“Sailors are superstitious. The word gets around. This ship was run aground by its captain, on orders of the owners, to defraud the insurers; and then, all mended and as good as new, it gets taken by pirates; and then it takes shipment of blankets and becomes a plague ship crewed by the dead, and only three men bring it into port in Harwich…

“My son had shipped on a stormcrow ship. It was on the homeward leg of the journey, with him bringing me his wages – for he was too young to have spent them on women and on grog, like his father – that the storm hit.

“He was the smallest one in the lifeboat.

“They said they drew lots fairly, but I do not believe it. He was smaller than them. After eight days adrift in the boat, they were so hungry. And if they did draw lots, they cheated.

“They gnawed his bones clean, one by one, and they gave them to his new mother, the sea. She shed no tears and took them without a word. She’s cruel.

“Some nights I wish he had not told me the truth. He could have lied.

“They gave my boy’s bones to the sea, but the ship’s mate – who had known my husband, and known me too, better than my husband thought he did, if truth were told – he kept a bone, as a keepsake.

“When they got back to land, all of them swearing my boy was lost in the storm that sank the ship, he came in the night, and he told me the truth of it, and he gave me the bone, for the love there had once been between us.

“I said, you’ve done a bad thing, Jack. That was your son that you’ve eaten.
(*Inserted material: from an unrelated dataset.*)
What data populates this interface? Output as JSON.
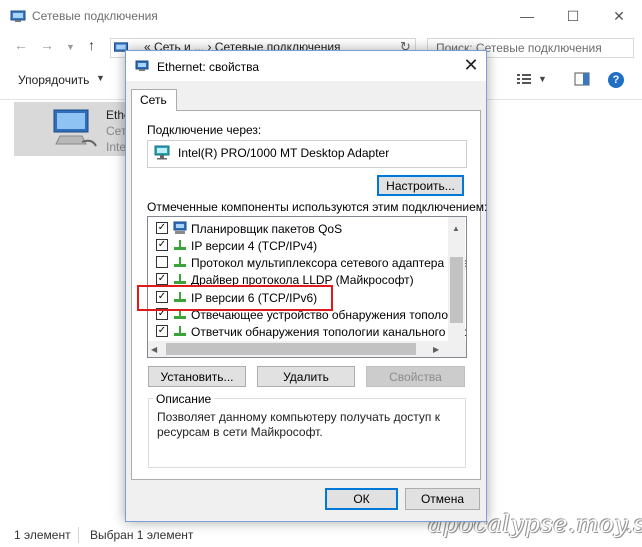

“The sea took him too, that night. He walked into her, with his pockets filled with stones, and he kept walking. He’d never learned to swim.

“And I put the bone on a chain to remember them both by, late at night, when the wind crashes the ocean waves and tumbles them on to the sand, when the wind howls around the houses like a baby crying.”

The rain is easing, and you think she is done, but now, for the first time, she looks at you, and appears to be about to say something. She has pulled something from around her neck, and now she is reaching it out to you.

“Here,” she says. Her eyes, when they meet yours, are as brown as the Thames. “Would you like to touch it?”

You want to pull it from her neck, to toss it into the river for the mudlarks to find or to lose. But instead you stumble out from under the canvas awning, and the water of the rain runs down your face like someone else’s tears.